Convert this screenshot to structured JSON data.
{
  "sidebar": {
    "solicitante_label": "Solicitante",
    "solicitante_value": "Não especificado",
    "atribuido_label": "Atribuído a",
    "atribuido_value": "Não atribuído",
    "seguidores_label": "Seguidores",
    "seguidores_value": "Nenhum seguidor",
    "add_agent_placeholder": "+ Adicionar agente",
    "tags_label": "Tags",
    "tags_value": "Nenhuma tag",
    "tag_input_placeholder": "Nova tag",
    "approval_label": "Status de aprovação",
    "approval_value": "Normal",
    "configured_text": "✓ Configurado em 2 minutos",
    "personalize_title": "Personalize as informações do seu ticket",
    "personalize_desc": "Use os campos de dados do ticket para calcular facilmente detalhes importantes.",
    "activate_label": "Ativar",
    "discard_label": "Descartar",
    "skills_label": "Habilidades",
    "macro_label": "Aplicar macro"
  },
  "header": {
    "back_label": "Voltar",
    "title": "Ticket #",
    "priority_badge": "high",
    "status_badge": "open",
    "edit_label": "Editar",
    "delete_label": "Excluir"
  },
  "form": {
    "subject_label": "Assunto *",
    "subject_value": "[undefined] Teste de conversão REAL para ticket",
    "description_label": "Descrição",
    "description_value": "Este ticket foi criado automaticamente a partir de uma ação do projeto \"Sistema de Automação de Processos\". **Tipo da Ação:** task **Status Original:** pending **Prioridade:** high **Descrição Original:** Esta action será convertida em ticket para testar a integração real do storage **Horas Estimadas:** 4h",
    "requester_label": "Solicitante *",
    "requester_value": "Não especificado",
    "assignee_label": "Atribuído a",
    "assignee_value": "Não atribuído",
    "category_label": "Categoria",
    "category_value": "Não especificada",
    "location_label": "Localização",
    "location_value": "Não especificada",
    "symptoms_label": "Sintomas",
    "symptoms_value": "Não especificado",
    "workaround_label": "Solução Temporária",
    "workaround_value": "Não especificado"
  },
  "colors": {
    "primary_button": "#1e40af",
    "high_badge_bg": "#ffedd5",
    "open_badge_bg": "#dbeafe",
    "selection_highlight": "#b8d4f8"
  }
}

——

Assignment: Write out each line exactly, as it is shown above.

Written response:
Convert this screenshot to structured JSON data.
{
  "sidebar": {
    "solicitante_label": "Solicitante",
    "solicitante_value": "Não especificado",
    "atribuido_label": "Atribuído a",
    "atribuido_value": "Não atribuído",
    "seguidores_label": "Seguidores",
    "seguidores_value": "Nenhum seguidor",
    "add_agent_placeholder": "+ Adicionar agente",
    "tags_label": "Tags",
    "tags_value": "Nenhuma tag",
    "tag_input_placeholder": "Nova tag",
    "approval_label": "Status de aprovação",
    "approval_value": "Normal",
    "configured_text": "✓ Configurado em 2 minutos",
    "personalize_title": "Personalize as informações do seu ticket",
    "personalize_desc": "Use os campos de dados do ticket para calcular facilmente detalhes importantes.",
    "activate_label": "Ativar",
    "discard_label": "Descartar",
    "skills_label": "Habilidades",
    "macro_label": "Aplicar macro"
  },
  "header": {
    "back_label": "Voltar",
    "title": "Ticket #",
    "priority_badge": "high",
    "status_badge": "open",
    "edit_label": "Editar",
    "delete_label": "Excluir"
  },
  "form": {
    "subject_label": "Assunto *",
    "subject_value": "[undefined] Teste de conversão REAL para ticket",
    "description_label": "Descrição",
    "description_value": "Este ticket foi criado automaticamente a partir de uma ação do projeto \"Sistema de Automação de Processos\". **Tipo da Ação:** task **Status Original:** pending **Prioridade:** high **Descrição Original:** Esta action será convertida em ticket para testar a integração real do storage **Horas Estimadas:** 4h",
    "requester_label": "Solicitante *",
    "requester_value": "Não especificado",
    "assignee_label": "Atribuído a",
    "assignee_value": "Não atribuído",
    "category_label": "Categoria",
    "category_value": "Não especificada",
    "location_label": "Localização",
    "location_value": "Não especificada",
    "symptoms_label": "Sintomas",
    "symptoms_value": "Não especificado",
    "workaround_label": "Solução Temporária",
    "workaround_value": "Não especificado"
  },
  "colors": {
    "primary_button": "#1e40af",
    "high_badge_bg": "#ffedd5",
    "open_badge_bg": "#dbeafe",
    "selection_highlight": "#b8d4f8"
  }
}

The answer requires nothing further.